The build took me forever! I have never built a wheel before and it took me almost four hours to put it together. Many spinners who have built wheels before report a time of 90 minutes or less. The instructions were great and easy to follow, I just kept double checking going very methodically - rare for me.

Then came the spinning. I knew it would be awkward, that I would have to rethink a few things, but I didn't anticipate how long it take me to get into a saxony groove.

I spun on it a little, with hesitancy. I couldn't find a chair the right height, I couldn't figure how to sit in front of it or how to comfortably draft. I loved how it spun, smooth and speedy, fine yarns are what this wheel wants to churn out with ease. I kept trying to force it to work like a castle wheel. 

Spinning at a castle wheel, I sit straight in front of it, and draft backwards (with my left hand). I tried straight on with my Flatiron and it only worked in the most awkward way possible. Treadling came in starts and stops. I couldn't really get a good long draft with my fiber; I knew I was supposed to draft across by body, but my body was in the way.  I could spin and make yarn, but I knew I wasn't doing something right. My Flatiron was never crabby about it, she was just waiting for me to figure it out.

flatiron-500 treadles.jpg

I looked at pictures and videos of spinners at saxony wheels, I paid attention to my students in classes. They all had their wheels a little angled with the orifice away and the drive wheel closer to their bodies. I tried it. I also looked at the Flation's treadles, they are angled. If I sat straight in line(ish) with the treadles, the wheel would be angled drive wheel close/ orifice away to my body.

It was much easier to treadle, to stop and start and just cruise, when I was sitting the way the wheel maker intended, all of the treadling weirdness  I experienced was gone. The other thing that orienting did was to completely open up my drafting. I could draft all the way across my body, more side to side than back. I could get a loooong draft and it made my tired shoulder much happier. Right now I'm spinning with a sprained ankle and it is easy to treadle using one foot; it's still silky smooth.

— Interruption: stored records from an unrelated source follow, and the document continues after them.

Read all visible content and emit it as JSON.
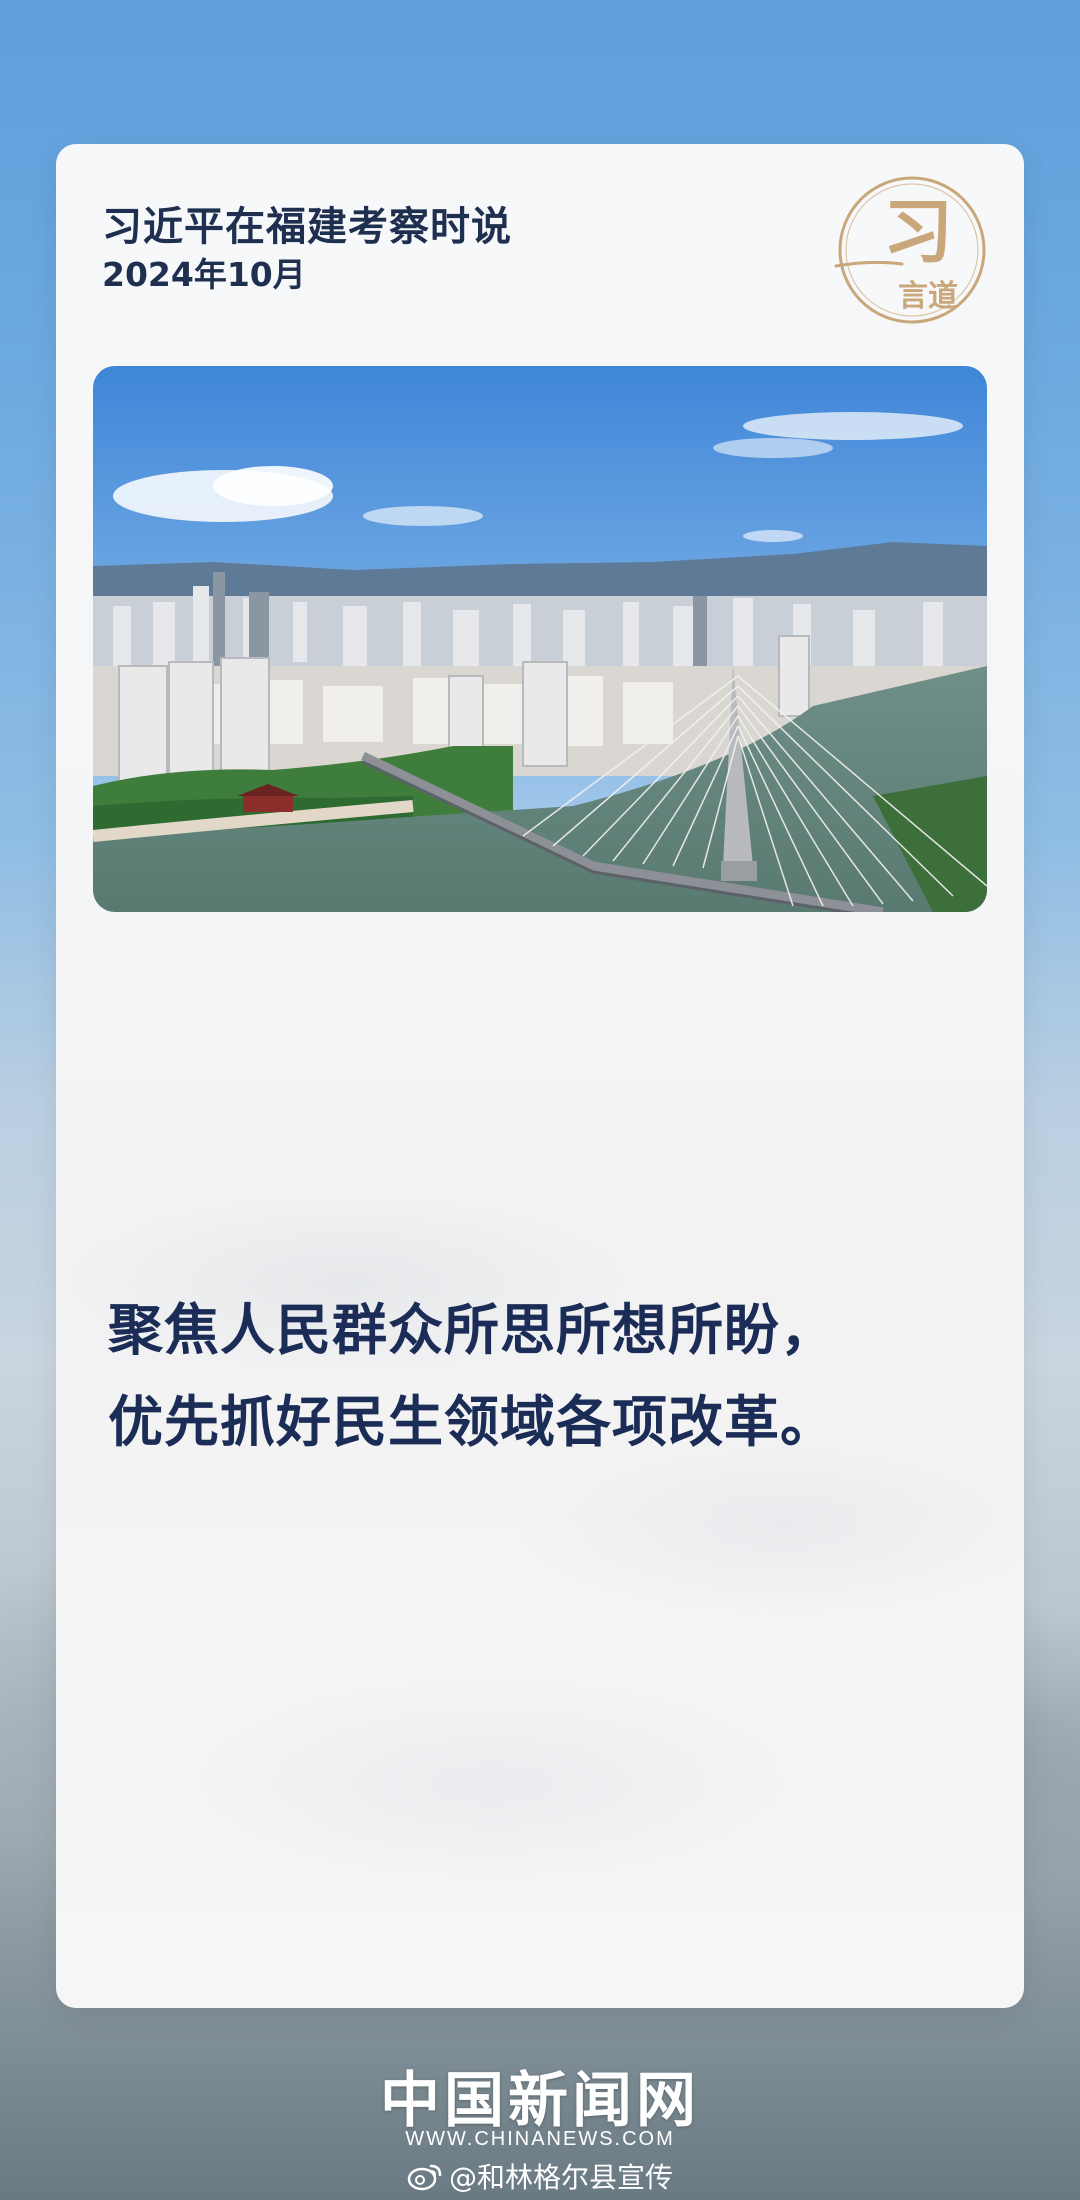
{
  "card": {
    "title": "习近平在福建考察时说",
    "date": "2024年10月",
    "seal": {
      "char_top": "习",
      "char_bottom": "言道",
      "accent_color": "#c9a77a"
    },
    "photo_icon": "city-bridge-photo",
    "quote_lines": [
      "聚焦人民群众所思所想所盼，",
      "优先抓好民生领域各项改革。"
    ]
  },
  "footer": {
    "brand": "中国新闻网",
    "url": "WWW.CHINANEWS.COM",
    "weibo_icon": "weibo-icon",
    "weibo_handle": "@和林格尔县宣传"
  },
  "colors": {
    "title": "#1f2f4f",
    "quote": "#1b2d57",
    "sky_top": "#5f9fdc"
  }
}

I've been moving toward finer yarns, fixating on fine woolen yarns or woolen drafted top, so the ratios of this wheel (a bigger drive wheel allows more flyer rotations even with a medium sized whorl, which means more twist with each treadle and easier fine yarn spinning) make me so happy. Like my other Schacht wheels before her the Flatiron can be set up in all three drive systems and adjustments to the brake and drive wheel are set so minute adjustments are possible.


Since this is a Schacht wheel, all of my other Schacht wheel components fit on the Flatiron, whorls, Schacht bobbins and Akerworks bobbins, and yes, my WooLee Winder. Imagine the smile on my face.

Castle wheels are still my first love, but now that I've figured out saxony wheels, thanks to the patient and easy to use Flatiron, I'm looking for spots in my house to fit another saxony or two.